Then, set the leftmost stop and the rightmost stop to the same color and opacity.
🎉 Ta-da! An SVG that perfectly tiles horizontally.

I made two of these SVGs with different curves and gradients to overlap later on in the layout.


To accomplish the ethereal blobby-ness of my header, I use a combination of 2 SVGs, CSS filters, and a CSS animation. Here is the relevant CSS:


@keyframes rotateHue {
  from {
    filter: hue-rotate(0deg) blur(10px);
    background-position: 0 0;
  to {
    filter: hue-rotate(360deg) blur(10px);
    background-position: 700px 0;

.nav-background-1 {
  animation: rotateHue 60s linear infinite;

.nav-background-2 {
  animation: rotateHue 30s linear -9s reverse infinite;

Reversing the second animation makes the background images move in opposite directions, and setting a -9s delay makes the animation start with them already having different values for hue-rotate for a bit more of a random feel. I set the blur inside the animation, rather than in the SVG or in separate CSS for two reasons

Here's a screen recording of the final product, with the animation sped up.

A gif of a screen recording of this site's animated header, sped up to make it easier to see the animation


A couple ways this could be improved:

  1. Programmatically generate the background images - this would allow for a lot of flexibility. The SVGs are fairly simple paths, and could most likely be generated at request time no sweat, or definitely at build time. If I was more well-versed in generating bezier curves, I'd try this.
  2. More layers - it'd be interesting to experiment with the number of layers. The current product looks a bit like a lava lamp owing to the two layers.

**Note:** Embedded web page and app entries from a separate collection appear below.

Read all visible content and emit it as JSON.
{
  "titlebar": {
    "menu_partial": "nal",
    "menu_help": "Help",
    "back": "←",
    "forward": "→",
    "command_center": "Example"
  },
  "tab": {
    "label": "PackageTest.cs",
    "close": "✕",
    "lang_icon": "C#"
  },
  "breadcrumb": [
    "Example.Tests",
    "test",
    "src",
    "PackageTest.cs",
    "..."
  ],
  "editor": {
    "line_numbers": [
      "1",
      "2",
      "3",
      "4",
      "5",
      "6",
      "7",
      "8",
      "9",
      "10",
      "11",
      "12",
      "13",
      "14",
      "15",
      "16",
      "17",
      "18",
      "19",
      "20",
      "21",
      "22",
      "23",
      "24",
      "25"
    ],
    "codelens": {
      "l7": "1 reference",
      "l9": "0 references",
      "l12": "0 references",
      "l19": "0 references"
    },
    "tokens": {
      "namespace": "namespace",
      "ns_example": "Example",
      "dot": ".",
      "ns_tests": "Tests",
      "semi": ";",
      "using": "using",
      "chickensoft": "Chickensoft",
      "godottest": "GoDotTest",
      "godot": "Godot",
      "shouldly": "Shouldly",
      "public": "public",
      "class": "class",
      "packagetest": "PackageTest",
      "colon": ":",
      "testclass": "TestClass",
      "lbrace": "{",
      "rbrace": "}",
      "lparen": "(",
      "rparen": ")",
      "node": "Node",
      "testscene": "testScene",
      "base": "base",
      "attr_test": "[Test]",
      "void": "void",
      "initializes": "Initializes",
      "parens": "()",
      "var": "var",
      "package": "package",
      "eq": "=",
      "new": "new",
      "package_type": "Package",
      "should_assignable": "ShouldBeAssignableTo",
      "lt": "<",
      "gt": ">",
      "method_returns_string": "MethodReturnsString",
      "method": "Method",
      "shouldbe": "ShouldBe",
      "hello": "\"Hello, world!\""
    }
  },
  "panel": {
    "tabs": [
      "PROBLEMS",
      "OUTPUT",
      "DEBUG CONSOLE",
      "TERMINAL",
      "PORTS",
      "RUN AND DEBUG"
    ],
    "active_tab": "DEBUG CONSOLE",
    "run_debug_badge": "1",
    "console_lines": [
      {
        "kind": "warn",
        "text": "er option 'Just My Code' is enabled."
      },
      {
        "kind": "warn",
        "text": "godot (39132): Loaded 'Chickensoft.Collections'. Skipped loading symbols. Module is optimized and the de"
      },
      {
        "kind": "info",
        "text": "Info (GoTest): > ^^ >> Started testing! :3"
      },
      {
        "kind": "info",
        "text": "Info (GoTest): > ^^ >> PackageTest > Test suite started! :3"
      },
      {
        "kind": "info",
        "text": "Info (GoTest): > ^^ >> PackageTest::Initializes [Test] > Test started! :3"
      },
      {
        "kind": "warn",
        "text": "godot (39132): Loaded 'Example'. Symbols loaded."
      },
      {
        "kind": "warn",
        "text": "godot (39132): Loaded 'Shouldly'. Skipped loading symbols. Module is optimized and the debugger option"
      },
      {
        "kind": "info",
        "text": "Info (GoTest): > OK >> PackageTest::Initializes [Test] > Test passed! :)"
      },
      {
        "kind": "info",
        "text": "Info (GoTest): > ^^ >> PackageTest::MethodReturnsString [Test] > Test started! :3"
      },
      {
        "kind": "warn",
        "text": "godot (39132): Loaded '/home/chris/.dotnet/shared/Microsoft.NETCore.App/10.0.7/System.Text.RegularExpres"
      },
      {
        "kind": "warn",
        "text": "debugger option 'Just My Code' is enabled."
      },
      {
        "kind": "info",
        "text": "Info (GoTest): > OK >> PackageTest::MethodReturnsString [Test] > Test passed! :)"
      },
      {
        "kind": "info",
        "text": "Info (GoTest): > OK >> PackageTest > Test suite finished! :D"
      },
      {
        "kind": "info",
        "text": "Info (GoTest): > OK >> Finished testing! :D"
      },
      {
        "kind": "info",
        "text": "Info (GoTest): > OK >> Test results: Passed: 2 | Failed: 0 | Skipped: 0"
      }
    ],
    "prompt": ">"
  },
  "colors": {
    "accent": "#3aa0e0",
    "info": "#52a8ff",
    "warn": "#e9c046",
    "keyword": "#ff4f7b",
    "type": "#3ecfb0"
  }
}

DId you implement something on this list? Let me know!

That's all for now! See you next time (on a more fully functioning site) for a writeup of how this site works.